This fact has been ignored by each and every individual who has attempted to build professional gaming in the United States for the simple reason that lack of ownership means lack of potential to profit directly and without limit from the entirety of the league as a whole, which leaves little room or need for people such as Munoz or Ringel. In simpler terms: you can t profit off of that which you don t own. And since these competitive gaming figureheads have no viable place inside a true professional gaming league, since their goal is to further their own bank account at the expense of furthering gaming, nothing of the sort has existed. The CGS is not the answer, quite the contrary – it exhibits this issue to a much larger degree and is blatantly overt in it s intentions: to own professional gaming.

Andy Reif, Commissioner for CGS below.

eSports is truly the convergence of sports and entertainment and new media and traditional media. By combining high level competition with the rich content and action of video games, we are creating the next great sports property.

(Full story)

The word property is a key: it clearly states their intentions here (it was used six different times in the three page article linked above) and it means only more of the same for gamers and gaming: we provide the basis and get none of the reward. The gaming community has been flat out fleeced for a decade now by people pretending to further it, and much the same will continue now with the CGS. News Corp is not interested in building a legitimate gaming league half as much as they re interested in building a television production. Teams that sign with the CGS are not becoming the first truly professional gaming teams, they re signing on to become actors and actresess in loosely scripted TV series. And with supposed deals aimed towards locking down entire games from being aired anywhere outside News Corp networks (which I would just as soon chalk up to typical Gotfrag sensationalism – and speaking of Gotfrag, I wouldn t be suprised if there was an acquisition announcement made rather soon) the intention is clear to dominate gaming media to the point that if a truly legitimate professional gaming league was to be established – one geared towards the advancement of gaming itself for the maximum benefit first of the players and teams above all other concerns – that it would be stifled by a lack of media attention due to outstanding agreements made towards News Corp s CGS.

Yet it s the competitive gamer that is the most supportive of this endeavor despite the clear intent to abuse them. The figure at which these initial teams are signing in terms of compensation will set the precedent to be used for all future signings; if you think that player salaries in the CGS will increase over time if it takes off, you re bloody mad – if the current batch of players won t play without a raise they ll simply find another batch of idiots to play video games on a television show.

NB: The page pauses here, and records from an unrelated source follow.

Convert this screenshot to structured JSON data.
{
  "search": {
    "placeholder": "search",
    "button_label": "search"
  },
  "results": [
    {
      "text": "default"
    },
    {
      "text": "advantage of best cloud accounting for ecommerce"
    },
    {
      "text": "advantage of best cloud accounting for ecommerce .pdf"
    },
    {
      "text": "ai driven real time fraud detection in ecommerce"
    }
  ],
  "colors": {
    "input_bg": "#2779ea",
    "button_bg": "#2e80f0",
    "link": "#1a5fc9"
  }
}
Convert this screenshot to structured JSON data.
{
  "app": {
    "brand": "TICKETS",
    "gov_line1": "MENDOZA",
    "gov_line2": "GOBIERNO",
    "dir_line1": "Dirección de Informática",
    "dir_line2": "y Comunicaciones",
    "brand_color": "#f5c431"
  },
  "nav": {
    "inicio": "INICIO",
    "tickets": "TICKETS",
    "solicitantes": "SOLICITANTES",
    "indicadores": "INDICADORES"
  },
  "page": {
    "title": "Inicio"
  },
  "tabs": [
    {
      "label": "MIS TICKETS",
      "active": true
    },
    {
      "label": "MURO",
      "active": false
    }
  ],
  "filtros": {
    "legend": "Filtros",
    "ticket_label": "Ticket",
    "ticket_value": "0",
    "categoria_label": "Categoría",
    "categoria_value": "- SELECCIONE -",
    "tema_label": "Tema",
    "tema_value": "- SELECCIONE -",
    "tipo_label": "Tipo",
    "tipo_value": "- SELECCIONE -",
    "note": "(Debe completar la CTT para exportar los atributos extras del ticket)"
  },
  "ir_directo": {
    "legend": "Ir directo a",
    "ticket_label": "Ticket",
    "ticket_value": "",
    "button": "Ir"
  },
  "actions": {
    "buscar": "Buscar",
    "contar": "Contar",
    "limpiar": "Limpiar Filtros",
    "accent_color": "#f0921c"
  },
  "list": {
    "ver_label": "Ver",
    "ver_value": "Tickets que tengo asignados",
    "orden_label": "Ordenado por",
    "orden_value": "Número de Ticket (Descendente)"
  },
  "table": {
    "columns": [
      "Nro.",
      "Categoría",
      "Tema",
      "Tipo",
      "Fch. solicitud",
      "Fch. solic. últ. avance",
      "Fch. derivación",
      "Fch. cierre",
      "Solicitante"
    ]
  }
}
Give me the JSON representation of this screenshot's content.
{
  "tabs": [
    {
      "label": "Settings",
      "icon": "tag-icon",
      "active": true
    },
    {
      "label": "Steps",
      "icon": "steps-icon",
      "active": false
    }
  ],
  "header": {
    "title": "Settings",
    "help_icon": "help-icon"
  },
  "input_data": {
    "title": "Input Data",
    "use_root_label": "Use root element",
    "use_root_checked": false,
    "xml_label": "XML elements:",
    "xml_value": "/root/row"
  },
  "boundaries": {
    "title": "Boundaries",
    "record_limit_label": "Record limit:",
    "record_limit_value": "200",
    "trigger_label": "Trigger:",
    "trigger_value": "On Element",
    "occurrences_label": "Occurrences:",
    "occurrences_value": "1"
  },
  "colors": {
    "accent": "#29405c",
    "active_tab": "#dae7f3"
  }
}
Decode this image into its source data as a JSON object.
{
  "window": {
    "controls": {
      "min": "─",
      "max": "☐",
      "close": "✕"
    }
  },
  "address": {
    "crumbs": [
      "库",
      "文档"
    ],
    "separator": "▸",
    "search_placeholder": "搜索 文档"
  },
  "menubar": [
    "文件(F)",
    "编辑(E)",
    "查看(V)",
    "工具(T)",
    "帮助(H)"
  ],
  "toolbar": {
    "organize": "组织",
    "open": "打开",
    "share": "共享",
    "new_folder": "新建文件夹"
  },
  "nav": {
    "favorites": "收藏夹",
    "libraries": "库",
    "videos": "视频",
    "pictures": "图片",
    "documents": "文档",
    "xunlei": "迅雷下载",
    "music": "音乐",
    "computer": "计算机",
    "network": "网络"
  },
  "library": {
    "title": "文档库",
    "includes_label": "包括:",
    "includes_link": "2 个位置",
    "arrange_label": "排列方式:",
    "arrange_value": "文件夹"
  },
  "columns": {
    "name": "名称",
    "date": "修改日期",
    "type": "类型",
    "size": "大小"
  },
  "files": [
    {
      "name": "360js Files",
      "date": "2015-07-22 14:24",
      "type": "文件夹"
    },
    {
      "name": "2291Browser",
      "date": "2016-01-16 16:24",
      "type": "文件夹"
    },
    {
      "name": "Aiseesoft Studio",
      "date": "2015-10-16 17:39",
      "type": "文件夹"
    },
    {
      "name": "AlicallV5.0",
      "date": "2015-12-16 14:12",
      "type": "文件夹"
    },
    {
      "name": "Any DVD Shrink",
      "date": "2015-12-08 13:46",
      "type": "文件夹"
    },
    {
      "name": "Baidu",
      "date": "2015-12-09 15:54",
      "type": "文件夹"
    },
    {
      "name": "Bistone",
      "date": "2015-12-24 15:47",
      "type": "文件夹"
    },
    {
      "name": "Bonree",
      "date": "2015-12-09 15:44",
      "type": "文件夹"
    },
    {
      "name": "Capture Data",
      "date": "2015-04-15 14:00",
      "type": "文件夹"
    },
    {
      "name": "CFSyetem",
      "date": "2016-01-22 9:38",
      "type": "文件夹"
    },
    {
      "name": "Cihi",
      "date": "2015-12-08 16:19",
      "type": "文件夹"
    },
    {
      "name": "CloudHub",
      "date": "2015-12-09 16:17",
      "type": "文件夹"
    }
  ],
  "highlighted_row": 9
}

If Mr. Wendel can be hyped as the John Madden of gaming they can turn any pub scrub into the next gaming phenom. The signings of compLexity and Team 3D to the CGS are historic only in how much damage they have done to the quality of life for aspiring pro gamers for years to come.

It is the mainstream who will have the most trouble swallowing this, because as much efforts are being put forth to merely mimick the structure and workings of professional sports, it s far from the real McCoy, and it s those that don t have a vested interest in gaming to begin with that won t be able to stomach it. News Corp s professional Counter-strike league is not nearly as attractive culturally as the national game of baseball, and the link between a sports team and a metropolitan populace which is being ignored, since it s far more economical to have all teams play in an air conditioned studio in California instead of in the cities these teams are supposedly going to be representing, is going to be the achilles heel of the CGS.

Why my uproar? I ll admit, in a softer light the CGS could be viewed as a small step forward for gaming. However when viewed from all sides there is no disguising the five steps backwards this is putting gaming and gamers in return.